(Interface dataset entries)
◇ ◇ ◇ ◇ ◇ ◇ ◇

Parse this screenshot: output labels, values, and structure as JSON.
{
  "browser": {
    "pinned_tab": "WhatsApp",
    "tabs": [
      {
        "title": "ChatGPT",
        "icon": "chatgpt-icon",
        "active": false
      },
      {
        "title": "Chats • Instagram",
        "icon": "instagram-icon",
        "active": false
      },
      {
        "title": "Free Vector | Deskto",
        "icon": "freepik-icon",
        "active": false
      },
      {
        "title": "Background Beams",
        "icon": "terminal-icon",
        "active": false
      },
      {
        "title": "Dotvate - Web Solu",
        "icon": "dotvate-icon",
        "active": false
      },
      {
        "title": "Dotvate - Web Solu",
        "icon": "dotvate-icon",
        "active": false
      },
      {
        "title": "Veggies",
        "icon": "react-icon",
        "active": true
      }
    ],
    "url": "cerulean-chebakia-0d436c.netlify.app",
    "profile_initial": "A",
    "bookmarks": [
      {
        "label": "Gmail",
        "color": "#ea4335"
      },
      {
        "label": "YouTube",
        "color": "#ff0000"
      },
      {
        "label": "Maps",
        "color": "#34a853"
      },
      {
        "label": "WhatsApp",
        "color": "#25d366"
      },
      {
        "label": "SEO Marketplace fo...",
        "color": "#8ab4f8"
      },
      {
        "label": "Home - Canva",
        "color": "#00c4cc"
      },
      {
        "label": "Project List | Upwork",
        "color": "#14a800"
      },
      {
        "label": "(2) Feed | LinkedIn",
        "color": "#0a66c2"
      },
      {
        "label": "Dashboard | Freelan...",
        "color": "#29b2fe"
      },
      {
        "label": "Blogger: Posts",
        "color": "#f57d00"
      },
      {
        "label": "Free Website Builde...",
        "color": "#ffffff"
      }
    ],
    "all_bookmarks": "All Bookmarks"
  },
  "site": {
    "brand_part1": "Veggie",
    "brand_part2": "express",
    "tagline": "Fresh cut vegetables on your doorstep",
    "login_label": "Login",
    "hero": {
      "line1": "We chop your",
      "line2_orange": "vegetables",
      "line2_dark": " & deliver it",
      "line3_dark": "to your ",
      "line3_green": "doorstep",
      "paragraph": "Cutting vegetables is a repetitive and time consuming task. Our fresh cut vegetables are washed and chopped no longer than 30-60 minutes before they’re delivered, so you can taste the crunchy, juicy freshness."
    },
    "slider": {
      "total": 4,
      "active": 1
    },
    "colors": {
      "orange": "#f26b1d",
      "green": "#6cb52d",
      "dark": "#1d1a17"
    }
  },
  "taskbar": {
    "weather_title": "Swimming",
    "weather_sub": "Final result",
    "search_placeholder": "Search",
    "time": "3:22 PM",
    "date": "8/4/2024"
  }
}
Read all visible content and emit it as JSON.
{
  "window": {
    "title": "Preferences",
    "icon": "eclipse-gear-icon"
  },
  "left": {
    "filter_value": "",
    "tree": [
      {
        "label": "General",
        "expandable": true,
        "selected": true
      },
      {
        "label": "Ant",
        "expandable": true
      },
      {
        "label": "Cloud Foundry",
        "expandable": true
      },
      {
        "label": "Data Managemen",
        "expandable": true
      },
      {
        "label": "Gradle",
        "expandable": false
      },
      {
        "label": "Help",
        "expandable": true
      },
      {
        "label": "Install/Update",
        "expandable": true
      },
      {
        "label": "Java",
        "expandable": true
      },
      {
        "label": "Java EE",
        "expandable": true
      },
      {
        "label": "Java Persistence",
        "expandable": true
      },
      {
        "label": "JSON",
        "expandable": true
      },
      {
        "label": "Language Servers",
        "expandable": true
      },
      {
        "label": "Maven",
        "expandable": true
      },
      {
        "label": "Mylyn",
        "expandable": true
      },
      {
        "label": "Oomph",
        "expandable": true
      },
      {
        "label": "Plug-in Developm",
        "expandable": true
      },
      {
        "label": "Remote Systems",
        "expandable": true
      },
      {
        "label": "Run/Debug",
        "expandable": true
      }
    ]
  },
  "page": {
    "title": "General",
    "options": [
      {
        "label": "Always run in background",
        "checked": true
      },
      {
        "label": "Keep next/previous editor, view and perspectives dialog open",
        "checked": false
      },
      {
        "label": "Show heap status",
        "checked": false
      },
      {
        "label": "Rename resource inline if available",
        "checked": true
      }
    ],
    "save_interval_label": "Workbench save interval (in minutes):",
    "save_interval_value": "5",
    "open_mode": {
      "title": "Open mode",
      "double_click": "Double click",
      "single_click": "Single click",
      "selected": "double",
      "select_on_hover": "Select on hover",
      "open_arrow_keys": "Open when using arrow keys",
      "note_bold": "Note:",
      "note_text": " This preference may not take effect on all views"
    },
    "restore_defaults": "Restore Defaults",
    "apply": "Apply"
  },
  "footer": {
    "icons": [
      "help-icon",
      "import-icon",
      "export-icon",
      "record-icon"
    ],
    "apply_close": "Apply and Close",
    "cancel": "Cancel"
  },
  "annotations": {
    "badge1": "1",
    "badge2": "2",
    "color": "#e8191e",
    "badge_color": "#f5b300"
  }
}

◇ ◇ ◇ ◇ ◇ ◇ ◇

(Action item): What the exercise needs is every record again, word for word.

(Completed exercise):
Parse this screenshot: output labels, values, and structure as JSON.
{
  "browser": {
    "pinned_tab": "WhatsApp",
    "tabs": [
      {
        "title": "ChatGPT",
        "icon": "chatgpt-icon",
        "active": false
      },
      {
        "title": "Chats • Instagram",
        "icon": "instagram-icon",
        "active": false
      },
      {
        "title": "Free Vector | Deskto",
        "icon": "freepik-icon",
        "active": false
      },
      {
        "title": "Background Beams",
        "icon": "terminal-icon",
        "active": false
      },
      {
        "title": "Dotvate - Web Solu",
        "icon": "dotvate-icon",
        "active": false
      },
      {
        "title": "Dotvate - Web Solu",
        "icon": "dotvate-icon",
        "active": false
      },
      {
        "title": "Veggies",
        "icon": "react-icon",
        "active": true
      }
    ],
    "url": "cerulean-chebakia-0d436c.netlify.app",
    "profile_initial": "A",
    "bookmarks": [
      {
        "label": "Gmail",
        "color": "#ea4335"
      },
      {
        "label": "YouTube",
        "color": "#ff0000"
      },
      {
        "label": "Maps",
        "color": "#34a853"
      },
      {
        "label": "WhatsApp",
        "color": "#25d366"
      },
      {
        "label": "SEO Marketplace fo...",
        "color": "#8ab4f8"
      },
      {
        "label": "Home - Canva",
        "color": "#00c4cc"
      },
      {
        "label": "Project List | Upwork",
        "color": "#14a800"
      },
      {
        "label": "(2) Feed | LinkedIn",
        "color": "#0a66c2"
      },
      {
        "label": "Dashboard | Freelan...",
        "color": "#29b2fe"
      },
      {
        "label": "Blogger: Posts",
        "color": "#f57d00"
      },
      {
        "label": "Free Website Builde...",
        "color": "#ffffff"
      }
    ],
    "all_bookmarks": "All Bookmarks"
  },
  "site": {
    "brand_part1": "Veggie",
    "brand_part2": "express",
    "tagline": "Fresh cut vegetables on your doorstep",
    "login_label": "Login",
    "hero": {
      "line1": "We chop your",
      "line2_orange": "vegetables",
      "line2_dark": " & deliver it",
      "line3_dark": "to your ",
      "line3_green": "doorstep",
      "paragraph": "Cutting vegetables is a repetitive and time consuming task. Our fresh cut vegetables are washed and chopped no longer than 30-60 minutes before they’re delivered, so you can taste the crunchy, juicy freshness."
    },
    "slider": {
      "total": 4,
      "active": 1
    },
    "colors": {
      "orange": "#f26b1d",
      "green": "#6cb52d",
      "dark": "#1d1a17"
    }
  },
  "taskbar": {
    "weather_title": "Swimming",
    "weather_sub": "Final result",
    "search_placeholder": "Search",
    "time": "3:22 PM",
    "date": "8/4/2024"
  }
}
Read all visible content and emit it as JSON.
{
  "window": {
    "title": "Preferences",
    "icon": "eclipse-gear-icon"
  },
  "left": {
    "filter_value": "",
    "tree": [
      {
        "label": "General",
        "expandable": true,
        "selected": true
      },
      {
        "label": "Ant",
        "expandable": true
      },
      {
        "label": "Cloud Foundry",
        "expandable": true
      },
      {
        "label": "Data Managemen",
        "expandable": true
      },
      {
        "label": "Gradle",
        "expandable": false
      },
      {
        "label": "Help",
        "expandable": true
      },
      {
        "label": "Install/Update",
        "expandable": true
      },
      {
        "label": "Java",
        "expandable": true
      },
      {
        "label": "Java EE",
        "expandable": true
      },
      {
        "label": "Java Persistence",
        "expandable": true
      },
      {
        "label": "JSON",
        "expandable": true
      },
      {
        "label": "Language Servers",
        "expandable": true
      },
      {
        "label": "Maven",
        "expandable": true
      },
      {
        "label": "Mylyn",
        "expandable": true
      },
      {
        "label": "Oomph",
        "expandable": true
      },
      {
        "label": "Plug-in Developm",
        "expandable": true
      },
      {
        "label": "Remote Systems",
        "expandable": true
      },
      {
        "label": "Run/Debug",
        "expandable": true
      }
    ]
  },
  "page": {
    "title": "General",
    "options": [
      {
        "label": "Always run in background",
        "checked": true
      },
      {
        "label": "Keep next/previous editor, view and perspectives dialog open",
        "checked": false
      },
      {
        "label": "Show heap status",
        "checked": false
      },
      {
        "label": "Rename resource inline if available",
        "checked": true
      }
    ],
    "save_interval_label": "Workbench save interval (in minutes):",
    "save_interval_value": "5",
    "open_mode": {
      "title": "Open mode",
      "double_click": "Double click",
      "single_click": "Single click",
      "selected": "double",
      "select_on_hover": "Select on hover",
      "open_arrow_keys": "Open when using arrow keys",
      "note_bold": "Note:",
      "note_text": " This preference may not take effect on all views"
    },
    "restore_defaults": "Restore Defaults",
    "apply": "Apply"
  },
  "footer": {
    "icons": [
      "help-icon",
      "import-icon",
      "export-icon",
      "record-icon"
    ],
    "apply_close": "Apply and Close",
    "cancel": "Cancel"
  },
  "annotations": {
    "badge1": "1",
    "badge2": "2",
    "color": "#e8191e",
    "badge_color": "#f5b300"
  }
}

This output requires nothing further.